Ask a Travel Nurse Question:
What do I need to make sure is in my contract? I am going to be working with a Travel Nurse company for the first time and I want to make sure that I get everything that’s been promised to me.
Ask a Travel Nurse Answer:
I think you may have answered your own question 🙂
ANYTHING that is promised to you should be in your contract. You also need to decide that if certain things are promised, and not delivered, is it enough to cause you to “walk” on your contract. If you believe that you would ever consider doing this, then you need to also make sure certain things are NOT in your contract.
First, you should have the conditions of your work assignment. Things like the location of the hospital, unit in which you will be working, shift, hours per week, rate for base time, rate for OT and holidays.
Next you will want to look for the things that the travel company I providing for you, like medical/dental, housing or a stipend, and any reimbursements for things like state licensure or travel. Stipends or reimbursements should have a dollar amount attached to them and housing should specify a one-bedroom apartment (if that is what you agreed upon).
I mention the one-bedroom apartment because this is probably the thing most promised, and then not delivered. I have heard from many travelers that were promised a one-bedroom only to have their recruiter tell them they couldn’t find one, but would move them (from an extended stay hotel) to a one-bedroom as soon as one became available (which usually ends up being never).
To combat this, I always have the address of where I am staying at least a few days prior to arrival. If I were just starting with a new company, and they promised a one-bedroom apartment as part of my package, I would first make VERY clear to my recruiter that if I did not have the address prior to leaving, that I would NOT be leaving.
I would then hang up the phone and immediately call the company’s housing department and ask which apartment complexes they use in the area in which I would be traveling. Rarely, you may get to choose from a few complexes, but this is not the reason for my call.
If I am traveling to Ft Lauderdale for an assignment and they cannot even give me the names of a few of the complexes they have used in the past, what does that tell you about how many of their travelers actually see the inside of a one-bedroom apartment?
I also like to have my address so that I can start to arrange for things like my cable and Internet provider.
Along with the aforementioned items, your contract may also include things like your expectations while on assignment (act professionally, follow the facility’s rules and regulations, etc). However, sometimes these are signed in a separate yearly document that is labeled something like “professional practice agreement” or such.
One thing you also want to note is the terms and conditions of your contract as far as cancellations.

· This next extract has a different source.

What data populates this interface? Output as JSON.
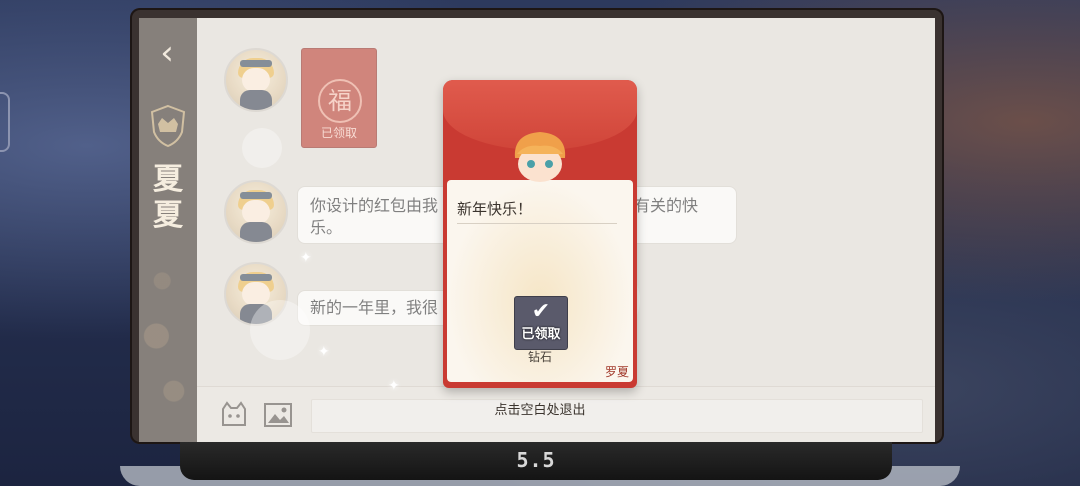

This is one area in which you do NOT want to see certain things.
If a company puts too much of the risk on you (regarding hospital cancellations) then you may want to consider carefully whether you are willing to assume that risk. While cancellations are not common, they are also not unheard of and some contracts I have seen will possibly have YOU paying for a remaining lease, or other “fees and penalties” for not completing your assignment, whether it was by any fault of your own, or the facility just canceled your contract because they no longer had a need.
There will also likely be wording in there about what may happen should you decide to cancel your contract and what “fees or penalties” they may impose in that situation.
Every company will word this differently, so look out for these clauses and see if you feel it places too much risk upon you in the event of a contract cancellation.
While I am not an attorney and cannot under any circumstance give you (or anyone) a legal interpretation of a travel contract, I do enjoy reading them to see how the different companies operate.
If you (or anyone) would ever like my “opinion”, merely as a travel nurse, please feel free to email me at email@example.com and attach a copy of your contract and I’ll be happy to look at it and give my opinion about any areas that would concern me.
I hope this helps.